> **Requirement**: Lines with the word "inmiddels" are the answer; copy each of them from the data below.

> **Dataset records**:
------

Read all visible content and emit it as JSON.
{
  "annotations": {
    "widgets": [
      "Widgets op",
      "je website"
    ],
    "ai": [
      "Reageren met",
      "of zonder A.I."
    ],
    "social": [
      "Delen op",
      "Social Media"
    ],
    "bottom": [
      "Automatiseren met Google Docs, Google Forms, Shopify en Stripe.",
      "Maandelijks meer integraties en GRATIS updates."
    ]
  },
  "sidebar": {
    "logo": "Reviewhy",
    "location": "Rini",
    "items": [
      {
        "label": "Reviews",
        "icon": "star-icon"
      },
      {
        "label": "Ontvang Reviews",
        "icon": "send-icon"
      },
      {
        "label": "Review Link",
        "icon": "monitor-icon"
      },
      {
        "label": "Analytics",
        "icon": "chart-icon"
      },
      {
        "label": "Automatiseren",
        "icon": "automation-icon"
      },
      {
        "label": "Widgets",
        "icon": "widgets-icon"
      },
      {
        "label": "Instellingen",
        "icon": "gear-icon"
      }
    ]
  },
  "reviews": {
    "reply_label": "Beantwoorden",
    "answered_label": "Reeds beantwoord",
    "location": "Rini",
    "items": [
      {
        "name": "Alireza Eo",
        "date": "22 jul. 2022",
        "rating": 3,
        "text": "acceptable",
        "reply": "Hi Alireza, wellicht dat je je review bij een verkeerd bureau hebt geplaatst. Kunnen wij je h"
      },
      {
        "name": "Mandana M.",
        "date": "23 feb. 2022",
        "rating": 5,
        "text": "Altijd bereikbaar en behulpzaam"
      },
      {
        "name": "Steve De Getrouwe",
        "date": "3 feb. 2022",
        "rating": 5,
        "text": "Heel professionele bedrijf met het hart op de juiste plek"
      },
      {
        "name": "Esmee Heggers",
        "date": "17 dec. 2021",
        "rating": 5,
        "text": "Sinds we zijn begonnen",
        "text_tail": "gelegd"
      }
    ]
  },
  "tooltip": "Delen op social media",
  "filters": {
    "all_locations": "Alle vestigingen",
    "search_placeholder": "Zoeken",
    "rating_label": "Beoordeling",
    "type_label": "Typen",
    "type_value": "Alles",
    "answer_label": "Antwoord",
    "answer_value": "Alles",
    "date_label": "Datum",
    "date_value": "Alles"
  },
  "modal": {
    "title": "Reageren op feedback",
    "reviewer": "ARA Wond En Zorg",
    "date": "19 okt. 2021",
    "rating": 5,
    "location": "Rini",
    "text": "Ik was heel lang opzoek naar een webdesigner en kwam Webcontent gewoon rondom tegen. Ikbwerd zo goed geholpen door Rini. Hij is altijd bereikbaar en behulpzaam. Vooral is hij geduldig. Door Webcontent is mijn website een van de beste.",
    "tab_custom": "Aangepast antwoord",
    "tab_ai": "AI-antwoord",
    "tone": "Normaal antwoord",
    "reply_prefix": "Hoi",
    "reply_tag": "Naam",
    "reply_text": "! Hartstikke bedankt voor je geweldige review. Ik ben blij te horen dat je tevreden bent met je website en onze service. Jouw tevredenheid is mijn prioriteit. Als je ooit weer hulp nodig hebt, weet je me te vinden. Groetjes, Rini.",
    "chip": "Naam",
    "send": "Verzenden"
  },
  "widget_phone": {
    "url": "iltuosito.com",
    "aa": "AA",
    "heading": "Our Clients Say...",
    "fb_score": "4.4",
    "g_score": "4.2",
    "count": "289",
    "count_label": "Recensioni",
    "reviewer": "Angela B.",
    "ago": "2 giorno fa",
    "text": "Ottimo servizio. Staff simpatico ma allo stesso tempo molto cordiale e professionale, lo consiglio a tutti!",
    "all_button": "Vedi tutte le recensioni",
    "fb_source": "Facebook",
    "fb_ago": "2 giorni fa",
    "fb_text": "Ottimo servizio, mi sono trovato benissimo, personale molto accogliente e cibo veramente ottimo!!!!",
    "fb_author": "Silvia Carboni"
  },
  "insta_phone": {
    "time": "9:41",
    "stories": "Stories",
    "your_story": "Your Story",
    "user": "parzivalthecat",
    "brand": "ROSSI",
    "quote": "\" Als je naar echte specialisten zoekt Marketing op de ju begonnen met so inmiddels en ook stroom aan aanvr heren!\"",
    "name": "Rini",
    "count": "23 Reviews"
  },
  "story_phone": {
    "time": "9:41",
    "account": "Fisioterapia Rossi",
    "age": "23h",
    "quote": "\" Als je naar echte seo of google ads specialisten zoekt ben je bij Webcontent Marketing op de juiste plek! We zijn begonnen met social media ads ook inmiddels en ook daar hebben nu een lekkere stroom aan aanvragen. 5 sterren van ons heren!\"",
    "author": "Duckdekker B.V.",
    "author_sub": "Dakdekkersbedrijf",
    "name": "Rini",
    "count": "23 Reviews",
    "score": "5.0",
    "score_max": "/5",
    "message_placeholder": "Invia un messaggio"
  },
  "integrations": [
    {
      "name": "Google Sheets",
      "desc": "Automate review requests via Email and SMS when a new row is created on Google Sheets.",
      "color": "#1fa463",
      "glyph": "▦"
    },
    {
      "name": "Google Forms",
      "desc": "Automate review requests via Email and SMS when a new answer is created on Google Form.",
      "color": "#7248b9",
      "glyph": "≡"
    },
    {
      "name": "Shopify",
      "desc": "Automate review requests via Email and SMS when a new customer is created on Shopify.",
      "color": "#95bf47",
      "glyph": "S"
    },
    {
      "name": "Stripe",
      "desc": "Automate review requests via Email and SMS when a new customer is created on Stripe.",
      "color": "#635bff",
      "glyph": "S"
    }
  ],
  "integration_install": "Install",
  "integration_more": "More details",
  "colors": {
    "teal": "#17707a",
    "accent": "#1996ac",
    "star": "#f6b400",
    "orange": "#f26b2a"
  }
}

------

> **Result of this task**:
    "quote": "\" Als je naar echte specialisten zoekt Marketing op de ju begonnen met so inmiddels en ook stroom aan aanvr heren!\"",
    "quote": "\" Als je naar echte seo of google ads specialisten zoekt ben je bij Webcontent Marketing op de juiste plek! We zijn begonnen met social media ads ook inmiddels en ook daar hebben nu een lekkere stroom aan aanvragen. 5 sterren van ons heren!\"",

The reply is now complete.